“It’s really important that we support patients as best we can, because insomnia can lead to depression and anxiety,” Bhopal said. “So sleeping pills can be very useful in that context, but they are not recommended for more than two weeks.”
Using sleep medication every day can lead to problems such as tolerance, where the body physically requires a higher dose of the medication to have an effect, or dependence, leading to withdrawal symptoms such as seizures as a result of stopping the medication. People may also have rebound insomnia, which means they cannot sleep without the medication.
Like lack of sleep itself, consistent use of sleep medications can have serious health consequences.
Research found that elderly people taking sedative-hypnotic drugs have a five times higher risk of memory and concentration problems and a fourfold higher risk of daytime fatigue and sleepiness, which can lead to poor work performance or a higher risk of car accidents.
Bhopal recommends using sleeping medications “for the shortest period of time, at the minimum doses necessary. We will try to use them from time to time for support as we work on good behavior strategies and address the other issues that contribute to their sleep problems,” she said.
These behavioral strategies include maintaining a consistent sleep schedule, getting regular exercise, managing stress during the day and limiting caffeine and alcohol in the evening.
For those who still have trouble sleeping, Bhopal says cognitive behavioral therapy for insomnia may help.
“CBTI is the gold standard first-line treatment for chronic insomnia. It is much more than sleep hygiene. It addresses the issues that cause insomnia, and helps people reframe their thinking about sleep, and also gives them very practical tools to help restore their natural sleep-wake cycle.”
If you are constantly dealing with sleep problems, talk to your doctor to identify possible root causes.

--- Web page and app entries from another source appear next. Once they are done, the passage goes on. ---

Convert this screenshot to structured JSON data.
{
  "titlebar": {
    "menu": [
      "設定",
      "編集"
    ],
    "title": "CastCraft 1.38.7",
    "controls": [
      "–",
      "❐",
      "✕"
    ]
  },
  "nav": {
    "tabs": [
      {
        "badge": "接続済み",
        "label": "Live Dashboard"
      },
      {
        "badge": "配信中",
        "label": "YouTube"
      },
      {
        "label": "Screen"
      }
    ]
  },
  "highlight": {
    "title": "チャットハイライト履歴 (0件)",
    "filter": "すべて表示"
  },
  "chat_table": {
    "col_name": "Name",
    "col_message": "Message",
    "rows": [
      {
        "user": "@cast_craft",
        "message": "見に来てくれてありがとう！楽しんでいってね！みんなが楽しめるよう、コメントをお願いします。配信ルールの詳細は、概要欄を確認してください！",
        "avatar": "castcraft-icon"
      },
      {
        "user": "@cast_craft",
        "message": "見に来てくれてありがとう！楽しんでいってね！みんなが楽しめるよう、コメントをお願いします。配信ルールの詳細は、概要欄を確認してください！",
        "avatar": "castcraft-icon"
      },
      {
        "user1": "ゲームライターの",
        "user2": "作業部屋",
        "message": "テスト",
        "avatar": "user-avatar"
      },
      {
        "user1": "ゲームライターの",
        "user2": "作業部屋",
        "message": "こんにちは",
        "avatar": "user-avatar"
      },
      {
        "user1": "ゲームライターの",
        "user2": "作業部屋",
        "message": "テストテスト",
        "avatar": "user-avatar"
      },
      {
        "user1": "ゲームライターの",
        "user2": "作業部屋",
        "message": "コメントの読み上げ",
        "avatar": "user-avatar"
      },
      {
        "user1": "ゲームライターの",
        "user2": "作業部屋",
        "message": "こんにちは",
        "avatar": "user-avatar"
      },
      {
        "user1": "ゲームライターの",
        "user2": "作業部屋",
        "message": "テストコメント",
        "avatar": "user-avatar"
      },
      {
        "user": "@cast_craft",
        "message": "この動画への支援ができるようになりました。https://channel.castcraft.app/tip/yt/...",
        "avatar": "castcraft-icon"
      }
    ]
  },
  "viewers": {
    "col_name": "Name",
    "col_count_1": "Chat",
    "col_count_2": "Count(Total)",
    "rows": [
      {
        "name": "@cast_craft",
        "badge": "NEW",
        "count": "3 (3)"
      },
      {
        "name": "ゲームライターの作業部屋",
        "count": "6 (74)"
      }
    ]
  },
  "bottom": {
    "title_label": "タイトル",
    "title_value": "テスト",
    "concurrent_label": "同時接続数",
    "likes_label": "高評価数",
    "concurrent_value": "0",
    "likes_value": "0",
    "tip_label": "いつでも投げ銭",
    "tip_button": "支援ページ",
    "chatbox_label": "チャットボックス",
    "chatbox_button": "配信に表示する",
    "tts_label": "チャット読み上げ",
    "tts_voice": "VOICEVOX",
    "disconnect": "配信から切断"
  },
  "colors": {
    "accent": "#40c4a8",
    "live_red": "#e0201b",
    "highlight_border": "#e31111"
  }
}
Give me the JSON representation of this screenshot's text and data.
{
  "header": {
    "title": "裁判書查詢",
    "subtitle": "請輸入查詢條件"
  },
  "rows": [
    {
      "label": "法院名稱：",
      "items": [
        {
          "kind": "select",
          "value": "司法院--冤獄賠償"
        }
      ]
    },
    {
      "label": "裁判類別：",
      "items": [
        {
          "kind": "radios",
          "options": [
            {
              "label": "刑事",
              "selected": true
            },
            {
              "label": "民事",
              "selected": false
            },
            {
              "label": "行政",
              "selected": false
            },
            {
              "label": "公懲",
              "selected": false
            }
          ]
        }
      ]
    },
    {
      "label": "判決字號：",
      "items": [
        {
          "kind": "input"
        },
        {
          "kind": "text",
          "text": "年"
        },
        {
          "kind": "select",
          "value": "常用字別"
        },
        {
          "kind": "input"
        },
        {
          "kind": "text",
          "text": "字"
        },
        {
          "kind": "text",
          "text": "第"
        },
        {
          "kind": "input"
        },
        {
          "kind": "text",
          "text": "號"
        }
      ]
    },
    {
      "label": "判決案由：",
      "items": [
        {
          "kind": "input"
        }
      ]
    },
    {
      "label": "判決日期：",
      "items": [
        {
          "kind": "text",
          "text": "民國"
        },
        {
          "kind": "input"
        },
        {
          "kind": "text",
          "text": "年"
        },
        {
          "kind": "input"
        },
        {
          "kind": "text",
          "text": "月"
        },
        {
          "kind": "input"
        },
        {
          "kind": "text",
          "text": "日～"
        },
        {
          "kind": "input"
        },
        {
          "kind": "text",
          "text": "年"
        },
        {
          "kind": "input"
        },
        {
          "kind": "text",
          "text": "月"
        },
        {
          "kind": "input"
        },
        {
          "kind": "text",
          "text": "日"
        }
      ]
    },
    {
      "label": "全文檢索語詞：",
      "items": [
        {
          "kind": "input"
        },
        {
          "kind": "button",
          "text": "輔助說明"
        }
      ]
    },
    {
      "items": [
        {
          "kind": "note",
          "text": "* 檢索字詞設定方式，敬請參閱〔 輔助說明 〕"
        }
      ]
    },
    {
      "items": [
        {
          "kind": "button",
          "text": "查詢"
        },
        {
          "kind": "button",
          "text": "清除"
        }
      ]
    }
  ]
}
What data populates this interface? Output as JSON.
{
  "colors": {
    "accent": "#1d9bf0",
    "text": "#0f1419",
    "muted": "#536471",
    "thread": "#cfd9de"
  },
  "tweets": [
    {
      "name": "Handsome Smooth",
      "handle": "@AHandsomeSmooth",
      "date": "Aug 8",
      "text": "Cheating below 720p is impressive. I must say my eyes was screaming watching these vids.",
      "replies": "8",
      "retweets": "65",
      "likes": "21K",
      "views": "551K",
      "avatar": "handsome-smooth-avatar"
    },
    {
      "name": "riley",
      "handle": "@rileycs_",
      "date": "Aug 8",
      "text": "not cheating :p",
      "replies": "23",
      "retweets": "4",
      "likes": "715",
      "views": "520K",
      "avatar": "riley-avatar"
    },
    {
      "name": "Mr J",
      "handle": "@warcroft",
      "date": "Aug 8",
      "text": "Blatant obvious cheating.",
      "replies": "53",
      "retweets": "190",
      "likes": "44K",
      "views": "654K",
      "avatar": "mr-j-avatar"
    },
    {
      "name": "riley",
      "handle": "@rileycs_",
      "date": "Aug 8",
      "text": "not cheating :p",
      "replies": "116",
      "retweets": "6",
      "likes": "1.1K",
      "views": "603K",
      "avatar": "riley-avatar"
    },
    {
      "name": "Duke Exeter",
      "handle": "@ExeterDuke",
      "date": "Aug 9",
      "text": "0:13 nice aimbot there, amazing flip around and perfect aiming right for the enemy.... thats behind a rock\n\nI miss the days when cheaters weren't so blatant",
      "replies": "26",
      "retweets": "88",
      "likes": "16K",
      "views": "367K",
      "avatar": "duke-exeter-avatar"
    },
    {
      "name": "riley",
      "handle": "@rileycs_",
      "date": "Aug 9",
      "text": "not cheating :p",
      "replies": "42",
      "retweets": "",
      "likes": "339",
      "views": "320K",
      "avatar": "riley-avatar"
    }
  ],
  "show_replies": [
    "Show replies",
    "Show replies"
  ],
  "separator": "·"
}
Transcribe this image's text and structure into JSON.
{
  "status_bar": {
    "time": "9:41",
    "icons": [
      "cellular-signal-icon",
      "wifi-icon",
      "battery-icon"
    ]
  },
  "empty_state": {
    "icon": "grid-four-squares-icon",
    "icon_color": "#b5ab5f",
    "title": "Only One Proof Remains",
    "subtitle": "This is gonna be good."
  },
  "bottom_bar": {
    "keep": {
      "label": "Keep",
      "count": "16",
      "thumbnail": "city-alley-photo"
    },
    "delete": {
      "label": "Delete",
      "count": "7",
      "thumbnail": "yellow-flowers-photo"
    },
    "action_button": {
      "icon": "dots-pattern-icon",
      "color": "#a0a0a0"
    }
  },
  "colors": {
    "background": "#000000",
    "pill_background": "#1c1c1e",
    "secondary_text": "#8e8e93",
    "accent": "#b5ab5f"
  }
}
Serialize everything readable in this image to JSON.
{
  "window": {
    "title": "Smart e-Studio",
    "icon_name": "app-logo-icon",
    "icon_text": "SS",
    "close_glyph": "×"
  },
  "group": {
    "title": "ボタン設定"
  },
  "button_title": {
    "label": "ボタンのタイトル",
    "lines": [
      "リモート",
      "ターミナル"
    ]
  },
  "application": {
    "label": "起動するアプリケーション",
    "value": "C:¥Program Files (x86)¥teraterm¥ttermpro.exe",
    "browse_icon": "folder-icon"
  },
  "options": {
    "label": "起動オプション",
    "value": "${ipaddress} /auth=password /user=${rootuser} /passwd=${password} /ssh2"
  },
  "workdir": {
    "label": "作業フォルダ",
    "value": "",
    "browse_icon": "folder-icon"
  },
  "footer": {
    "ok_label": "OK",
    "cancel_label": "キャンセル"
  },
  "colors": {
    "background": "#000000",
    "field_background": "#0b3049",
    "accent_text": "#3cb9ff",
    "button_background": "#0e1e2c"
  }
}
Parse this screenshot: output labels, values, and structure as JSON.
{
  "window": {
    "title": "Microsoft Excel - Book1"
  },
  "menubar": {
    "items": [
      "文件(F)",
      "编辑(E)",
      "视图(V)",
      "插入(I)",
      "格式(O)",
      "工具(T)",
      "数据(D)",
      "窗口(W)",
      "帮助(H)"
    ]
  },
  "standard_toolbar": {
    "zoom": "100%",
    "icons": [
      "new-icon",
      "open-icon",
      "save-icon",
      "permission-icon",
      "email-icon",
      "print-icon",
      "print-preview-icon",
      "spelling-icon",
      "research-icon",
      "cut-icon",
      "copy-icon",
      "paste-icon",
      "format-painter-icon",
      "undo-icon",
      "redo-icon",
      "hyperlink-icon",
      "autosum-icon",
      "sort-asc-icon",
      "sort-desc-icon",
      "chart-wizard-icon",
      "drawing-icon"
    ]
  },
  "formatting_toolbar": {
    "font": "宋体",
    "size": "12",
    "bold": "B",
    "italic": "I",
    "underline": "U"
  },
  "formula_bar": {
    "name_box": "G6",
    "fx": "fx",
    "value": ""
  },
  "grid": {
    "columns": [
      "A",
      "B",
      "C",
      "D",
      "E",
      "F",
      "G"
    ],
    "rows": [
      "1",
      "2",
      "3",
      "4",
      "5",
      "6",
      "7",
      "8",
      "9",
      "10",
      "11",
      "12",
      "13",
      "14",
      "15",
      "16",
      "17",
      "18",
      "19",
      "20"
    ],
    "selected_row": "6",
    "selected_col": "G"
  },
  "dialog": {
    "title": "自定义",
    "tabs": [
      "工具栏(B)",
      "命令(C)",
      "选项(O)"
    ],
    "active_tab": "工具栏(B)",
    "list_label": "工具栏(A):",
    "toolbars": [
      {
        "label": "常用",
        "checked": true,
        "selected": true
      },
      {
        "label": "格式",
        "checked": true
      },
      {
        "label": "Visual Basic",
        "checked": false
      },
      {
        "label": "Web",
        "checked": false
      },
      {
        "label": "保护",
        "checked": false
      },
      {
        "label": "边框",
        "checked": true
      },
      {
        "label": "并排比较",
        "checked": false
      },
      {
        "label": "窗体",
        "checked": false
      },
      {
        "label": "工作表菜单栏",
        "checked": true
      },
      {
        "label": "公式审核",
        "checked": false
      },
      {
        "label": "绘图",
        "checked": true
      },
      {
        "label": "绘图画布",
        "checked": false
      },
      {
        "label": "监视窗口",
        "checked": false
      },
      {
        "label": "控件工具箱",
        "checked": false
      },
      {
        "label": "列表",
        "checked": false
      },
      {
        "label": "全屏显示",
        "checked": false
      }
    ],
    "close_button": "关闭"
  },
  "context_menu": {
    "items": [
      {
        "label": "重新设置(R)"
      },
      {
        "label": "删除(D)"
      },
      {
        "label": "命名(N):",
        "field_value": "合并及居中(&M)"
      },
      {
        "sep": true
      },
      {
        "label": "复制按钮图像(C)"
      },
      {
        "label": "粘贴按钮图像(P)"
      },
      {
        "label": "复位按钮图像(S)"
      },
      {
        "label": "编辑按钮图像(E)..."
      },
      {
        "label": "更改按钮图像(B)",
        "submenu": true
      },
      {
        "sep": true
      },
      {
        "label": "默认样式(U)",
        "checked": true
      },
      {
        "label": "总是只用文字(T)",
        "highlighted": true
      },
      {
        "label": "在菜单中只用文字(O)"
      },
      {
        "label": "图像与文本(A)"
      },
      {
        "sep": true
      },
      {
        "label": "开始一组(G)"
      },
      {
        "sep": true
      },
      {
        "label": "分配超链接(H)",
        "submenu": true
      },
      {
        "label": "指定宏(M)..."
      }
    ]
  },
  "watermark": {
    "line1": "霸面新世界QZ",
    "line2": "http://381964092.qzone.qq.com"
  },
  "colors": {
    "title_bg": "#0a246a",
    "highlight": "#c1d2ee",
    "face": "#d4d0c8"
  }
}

“I think the biggest thing is to not be afraid to talk to your doctor about your sleep problems,” Bhopal said, “and ask about cognitive behavioral insomnia, ask about sleep apnea, ask about restless leg syndrome if you think. you have any of those conditions.”